Latest News & Research: 4 December 2018
This week: Yo-yo dieting associated with higher risk of death • Curry spice may enhance exercise performance • FILEX 2019 launches – and Network Members save
Yo-yo dieting associated with higher risk of death
Weight cycling is associated with a higher risk of death, according to a new study published in the Endocrine Society’s Journal of Clinical Endocrinology & Metabolism.
Weight cycling, or the constant losing and gaining of weight (usually from diet), leads to adverse health outcomes. By some estimates, 80 percent of people who lose weight will gradually regain it to end up at the same weight or even heavier than they were before they went on a diet.
The Endocrine Society found this was because once an individual loses weight, the body typically reduces the amount of energy expended at rest, during exercise and daily activities while increasing hunger. This combination of lower energy expenditure and hunger creates a ‘perfect metabolic storm’ of conditions for weight gain.
In the 16-year prospective cohort study, researchers examined 3,678 men and women from the Korean Genome and Epidemiology Study and found weight cycling was associated with a higher risk of death.

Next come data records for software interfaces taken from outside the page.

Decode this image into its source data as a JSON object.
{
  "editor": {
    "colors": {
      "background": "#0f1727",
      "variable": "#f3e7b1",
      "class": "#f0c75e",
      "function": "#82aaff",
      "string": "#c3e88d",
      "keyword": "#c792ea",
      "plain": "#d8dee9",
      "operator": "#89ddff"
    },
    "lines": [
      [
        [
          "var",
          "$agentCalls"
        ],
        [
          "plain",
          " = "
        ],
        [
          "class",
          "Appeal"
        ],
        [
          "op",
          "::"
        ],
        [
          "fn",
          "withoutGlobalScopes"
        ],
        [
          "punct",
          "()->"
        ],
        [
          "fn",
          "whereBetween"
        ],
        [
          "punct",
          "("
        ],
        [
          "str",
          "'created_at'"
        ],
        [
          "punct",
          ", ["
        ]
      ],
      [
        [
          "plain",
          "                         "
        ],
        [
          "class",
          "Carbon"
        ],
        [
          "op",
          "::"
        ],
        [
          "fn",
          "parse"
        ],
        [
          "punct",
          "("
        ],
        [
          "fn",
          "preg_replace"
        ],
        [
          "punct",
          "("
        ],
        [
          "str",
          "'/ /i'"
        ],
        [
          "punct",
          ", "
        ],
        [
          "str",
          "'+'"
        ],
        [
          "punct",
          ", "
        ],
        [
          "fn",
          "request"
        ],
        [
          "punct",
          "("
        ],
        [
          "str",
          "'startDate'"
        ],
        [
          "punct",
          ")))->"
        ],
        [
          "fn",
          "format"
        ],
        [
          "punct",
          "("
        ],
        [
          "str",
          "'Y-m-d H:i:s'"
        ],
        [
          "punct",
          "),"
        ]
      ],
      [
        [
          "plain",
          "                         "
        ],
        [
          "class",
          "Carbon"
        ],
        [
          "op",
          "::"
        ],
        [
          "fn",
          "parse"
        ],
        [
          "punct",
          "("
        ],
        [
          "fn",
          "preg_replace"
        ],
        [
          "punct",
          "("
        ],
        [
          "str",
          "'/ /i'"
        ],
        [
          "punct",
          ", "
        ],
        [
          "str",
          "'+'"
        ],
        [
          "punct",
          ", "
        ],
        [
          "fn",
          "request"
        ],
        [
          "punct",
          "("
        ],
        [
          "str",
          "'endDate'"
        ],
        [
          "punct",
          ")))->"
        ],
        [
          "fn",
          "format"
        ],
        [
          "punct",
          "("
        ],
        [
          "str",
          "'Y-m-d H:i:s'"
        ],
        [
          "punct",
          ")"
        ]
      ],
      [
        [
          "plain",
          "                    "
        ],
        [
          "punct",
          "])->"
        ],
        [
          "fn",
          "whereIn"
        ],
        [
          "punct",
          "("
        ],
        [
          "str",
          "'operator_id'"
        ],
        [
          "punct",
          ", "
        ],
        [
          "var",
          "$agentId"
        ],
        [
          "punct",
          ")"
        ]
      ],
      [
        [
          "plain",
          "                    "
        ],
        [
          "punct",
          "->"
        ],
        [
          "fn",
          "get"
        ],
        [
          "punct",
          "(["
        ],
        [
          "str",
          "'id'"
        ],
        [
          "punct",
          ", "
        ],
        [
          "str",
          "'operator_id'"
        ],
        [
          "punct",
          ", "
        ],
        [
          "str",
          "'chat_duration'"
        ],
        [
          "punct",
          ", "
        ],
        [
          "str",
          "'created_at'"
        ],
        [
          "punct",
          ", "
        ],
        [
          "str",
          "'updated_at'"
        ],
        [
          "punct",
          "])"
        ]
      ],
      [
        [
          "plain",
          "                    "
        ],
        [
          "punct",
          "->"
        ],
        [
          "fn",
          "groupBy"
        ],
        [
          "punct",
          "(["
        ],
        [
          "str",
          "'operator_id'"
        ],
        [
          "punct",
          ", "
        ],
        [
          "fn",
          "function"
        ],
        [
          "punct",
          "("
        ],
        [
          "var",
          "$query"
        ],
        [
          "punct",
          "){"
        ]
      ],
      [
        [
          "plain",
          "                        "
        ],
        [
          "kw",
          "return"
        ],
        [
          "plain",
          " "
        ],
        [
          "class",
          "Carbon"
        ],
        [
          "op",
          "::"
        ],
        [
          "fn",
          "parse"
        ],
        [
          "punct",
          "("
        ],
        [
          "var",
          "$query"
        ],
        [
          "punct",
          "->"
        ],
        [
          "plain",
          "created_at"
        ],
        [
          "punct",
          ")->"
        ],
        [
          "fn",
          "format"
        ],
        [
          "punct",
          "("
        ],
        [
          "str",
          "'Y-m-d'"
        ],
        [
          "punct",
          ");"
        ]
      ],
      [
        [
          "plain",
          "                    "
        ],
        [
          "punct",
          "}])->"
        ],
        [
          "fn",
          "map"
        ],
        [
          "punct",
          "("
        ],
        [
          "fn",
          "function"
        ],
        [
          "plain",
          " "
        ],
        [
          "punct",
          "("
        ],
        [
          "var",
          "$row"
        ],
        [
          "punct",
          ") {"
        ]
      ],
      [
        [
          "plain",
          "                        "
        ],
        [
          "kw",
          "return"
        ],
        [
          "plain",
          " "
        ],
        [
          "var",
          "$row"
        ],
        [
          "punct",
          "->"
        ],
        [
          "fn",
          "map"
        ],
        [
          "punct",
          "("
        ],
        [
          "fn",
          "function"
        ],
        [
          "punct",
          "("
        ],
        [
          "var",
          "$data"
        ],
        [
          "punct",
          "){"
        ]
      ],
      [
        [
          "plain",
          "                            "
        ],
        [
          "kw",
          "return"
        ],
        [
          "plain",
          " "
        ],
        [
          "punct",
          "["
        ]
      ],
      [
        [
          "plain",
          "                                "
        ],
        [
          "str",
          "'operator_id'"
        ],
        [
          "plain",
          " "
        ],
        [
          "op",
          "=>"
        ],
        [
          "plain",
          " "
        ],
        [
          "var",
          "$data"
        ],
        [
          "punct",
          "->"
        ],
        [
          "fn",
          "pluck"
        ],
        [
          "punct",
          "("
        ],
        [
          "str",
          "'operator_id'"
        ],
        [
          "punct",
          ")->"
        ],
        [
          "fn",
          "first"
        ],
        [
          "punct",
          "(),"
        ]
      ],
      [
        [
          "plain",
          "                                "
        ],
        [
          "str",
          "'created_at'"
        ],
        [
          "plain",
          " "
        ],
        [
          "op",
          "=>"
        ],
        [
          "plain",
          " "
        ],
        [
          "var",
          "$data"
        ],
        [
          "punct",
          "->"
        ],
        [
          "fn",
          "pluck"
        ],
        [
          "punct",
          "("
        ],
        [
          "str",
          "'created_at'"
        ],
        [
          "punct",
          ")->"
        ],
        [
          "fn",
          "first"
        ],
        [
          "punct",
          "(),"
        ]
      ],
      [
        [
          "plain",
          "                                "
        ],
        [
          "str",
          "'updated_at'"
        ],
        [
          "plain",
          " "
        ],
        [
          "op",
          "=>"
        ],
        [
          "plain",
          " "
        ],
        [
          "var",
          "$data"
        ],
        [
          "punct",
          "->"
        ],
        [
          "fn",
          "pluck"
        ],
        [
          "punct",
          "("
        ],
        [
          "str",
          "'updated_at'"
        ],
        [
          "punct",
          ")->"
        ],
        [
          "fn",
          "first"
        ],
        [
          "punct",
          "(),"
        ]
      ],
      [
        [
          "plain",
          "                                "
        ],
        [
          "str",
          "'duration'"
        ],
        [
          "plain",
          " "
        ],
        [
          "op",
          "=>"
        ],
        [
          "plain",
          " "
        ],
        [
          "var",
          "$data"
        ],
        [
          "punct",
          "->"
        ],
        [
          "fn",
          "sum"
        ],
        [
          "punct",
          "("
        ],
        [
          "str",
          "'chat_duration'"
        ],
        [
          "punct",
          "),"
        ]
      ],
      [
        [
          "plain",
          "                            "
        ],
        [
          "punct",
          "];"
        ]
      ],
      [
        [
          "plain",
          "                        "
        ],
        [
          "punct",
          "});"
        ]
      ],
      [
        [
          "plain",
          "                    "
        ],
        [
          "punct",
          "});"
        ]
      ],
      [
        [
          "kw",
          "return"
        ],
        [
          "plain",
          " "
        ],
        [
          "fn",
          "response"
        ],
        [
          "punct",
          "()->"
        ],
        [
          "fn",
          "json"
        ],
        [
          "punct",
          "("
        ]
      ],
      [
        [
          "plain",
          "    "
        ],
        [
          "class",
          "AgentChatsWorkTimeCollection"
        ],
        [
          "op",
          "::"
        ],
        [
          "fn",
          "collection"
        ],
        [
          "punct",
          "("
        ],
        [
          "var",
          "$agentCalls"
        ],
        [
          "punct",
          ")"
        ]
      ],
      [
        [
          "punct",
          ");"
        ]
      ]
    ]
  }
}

Interestingly, people with obesity who experienced more weight cycling were less likely to develop diabetes than other study participants. The health benefits of weight loss overshadowed the adverse effects of weight cycling for individuals with obesity looking to lower their diabetes risk.
Lead study author Professor Hak C Jang of Seoul National University in Korea said; ‘This study shows that weight cycling can heighten a person’s risk of death. However, we also concluded that weight loss as a result of weight cycling can ultimately reduce the risk of developing diabetes in people with obesity.’
Source: Endocrine Society
Curry spice may enhance exercise performance
New research suggests that curcumin, a main ingredient in curry, may improve exercise intolerance related to heart failure.
Curcumin, a chemical that comes from the turmeric plant, has been used as a traditional Asian medicine for centuries, primarily to treat gastrointestinal ailments and skin wounds. Studies increasingly suggest that the compound may prevent or limit muscle wasting associated with a number of health conditions, including heart failure.
People with heart failure have a reduced function of the left ventricle – the chamber of the heart that pumps blood out to the rest of the body – called reduced ejection fraction. A decreased ability to exercise (exercise intolerance) is another significant characteristic of heart failure. Previous research has found that higher than normal levels of oxidative stress, an imbalance of two different kinds of molecules that can result in cell damage, contribute to exercise intolerance in people with heart failure. Heart failure is also associated with lower than normal expression of antioxidant enzymes in the muscles, but the reason for this is unclear. Antioxidant enzymes both prevent and repair damage from oxidative stress. Boosting enzyme levels may improve exercise performance in people in heart failure.
Researchers from the University of Nebraska theorised that a reduction in the normal signalling of Nrf2, a protein that regulates the expression of antioxidant enzymes, may play a role in the impaired expression of antioxidant enzymes. They examined the effects of curcumin, which is known to promote activation of Nrf2, on a mouse model of heart failure with reduced ejection fraction. The study appears in the Journal of Applied Physiology.
The researchers found that expression of Nrf2 increased and levels of antioxidant enzymes improved in the animals with heart failure that were given curcumin. Both healthy and unhealthy mice also had improved exercise capacity.
Source: American Physiological Society
FILEX 2019 launches – and Network Members save
FILEX, Australasia's leading fitness convention, has revealed its 2019 program, which will be delivered alongside The Fitness Show between 12 and 14 April at the International Convention Centre in Darling Harbour, Sydney.
The program once again boasts an impressive lineup of local and international presenting talent, including behavior change coach Bobby Cappuccio, strength and conditioning expert Dr John Rusin, group training legend Marietta Mehanni, Brian St Pierre from Precision Nutrition, and Dr Emily Splichal – to name just a few.
New to FILEX in 2019 is the ‘Conversation’ series of practical sessions that provide the opportunity to share best practice and learn from fellow delegates in the areas of team development, sales and retention, while being facilitated by leading experts in those areas.
Also new to the event is the ‘Elevate’ series of lectures featuring 12 dynamic business owners and fitness leaders sharing one idea that made a real and significant difference to their industry success.
Registration is now open, with Early Bird rates available until 11 January. Network Members can save over $100 on registration by selecting Member rates – see HERE for details on pricing.